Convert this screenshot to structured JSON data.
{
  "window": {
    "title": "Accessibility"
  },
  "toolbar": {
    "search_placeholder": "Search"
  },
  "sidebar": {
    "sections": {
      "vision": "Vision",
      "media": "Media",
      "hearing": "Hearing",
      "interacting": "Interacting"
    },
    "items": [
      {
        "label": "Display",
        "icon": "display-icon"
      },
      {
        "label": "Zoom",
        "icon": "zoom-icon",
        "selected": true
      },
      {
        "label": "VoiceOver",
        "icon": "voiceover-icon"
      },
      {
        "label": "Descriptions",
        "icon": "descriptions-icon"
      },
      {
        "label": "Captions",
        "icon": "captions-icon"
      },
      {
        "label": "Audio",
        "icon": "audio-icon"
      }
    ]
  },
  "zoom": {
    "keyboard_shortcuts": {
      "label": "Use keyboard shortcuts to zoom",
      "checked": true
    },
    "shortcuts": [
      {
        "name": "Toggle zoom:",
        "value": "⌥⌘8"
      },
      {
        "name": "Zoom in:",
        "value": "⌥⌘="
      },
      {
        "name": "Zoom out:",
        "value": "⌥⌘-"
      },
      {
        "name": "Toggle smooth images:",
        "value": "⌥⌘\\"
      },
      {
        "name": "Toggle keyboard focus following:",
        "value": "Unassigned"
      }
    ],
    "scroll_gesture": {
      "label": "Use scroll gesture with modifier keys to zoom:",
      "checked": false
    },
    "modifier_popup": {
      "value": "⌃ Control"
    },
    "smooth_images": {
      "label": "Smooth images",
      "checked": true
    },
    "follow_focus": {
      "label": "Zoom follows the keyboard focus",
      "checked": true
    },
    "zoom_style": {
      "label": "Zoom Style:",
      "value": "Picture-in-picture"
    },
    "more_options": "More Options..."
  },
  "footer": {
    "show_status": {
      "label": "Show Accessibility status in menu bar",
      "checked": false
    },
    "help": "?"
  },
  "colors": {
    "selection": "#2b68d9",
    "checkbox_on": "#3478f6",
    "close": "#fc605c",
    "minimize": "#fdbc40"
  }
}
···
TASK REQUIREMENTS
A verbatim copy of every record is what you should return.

ANSWER SPACE
Convert this screenshot to structured JSON data.
{
  "window": {
    "title": "Accessibility"
  },
  "toolbar": {
    "search_placeholder": "Search"
  },
  "sidebar": {
    "sections": {
      "vision": "Vision",
      "media": "Media",
      "hearing": "Hearing",
      "interacting": "Interacting"
    },
    "items": [
      {
        "label": "Display",
        "icon": "display-icon"
      },
      {
        "label": "Zoom",
        "icon": "zoom-icon",
        "selected": true
      },
      {
        "label": "VoiceOver",
        "icon": "voiceover-icon"
      },
      {
        "label": "Descriptions",
        "icon": "descriptions-icon"
      },
      {
        "label": "Captions",
        "icon": "captions-icon"
      },
      {
        "label": "Audio",
        "icon": "audio-icon"
      }
    ]
  },
  "zoom": {
    "keyboard_shortcuts": {
      "label": "Use keyboard shortcuts to zoom",
      "checked": true
    },
    "shortcuts": [
      {
        "name": "Toggle zoom:",
        "value": "⌥⌘8"
      },
      {
        "name": "Zoom in:",
        "value": "⌥⌘="
      },
      {
        "name": "Zoom out:",
        "value": "⌥⌘-"
      },
      {
        "name": "Toggle smooth images:",
        "value": "⌥⌘\\"
      },
      {
        "name": "Toggle keyboard focus following:",
        "value": "Unassigned"
      }
    ],
    "scroll_gesture": {
      "label": "Use scroll gesture with modifier keys to zoom:",
      "checked": false
    },
    "modifier_popup": {
      "value": "⌃ Control"
    },
    "smooth_images": {
      "label": "Smooth images",
      "checked": true
    },
    "follow_focus": {
      "label": "Zoom follows the keyboard focus",
      "checked": true
    },
    "zoom_style": {
      "label": "Zoom Style:",
      "value": "Picture-in-picture"
    },
    "more_options": "More Options..."
  },
  "footer": {
    "show_status": {
      "label": "Show Accessibility status in menu bar",
      "checked": false
    },
    "help": "?"
  },
  "colors": {
    "selection": "#2b68d9",
    "checkbox_on": "#3478f6",
    "close": "#fc605c",
    "minimize": "#fdbc40"
  }
}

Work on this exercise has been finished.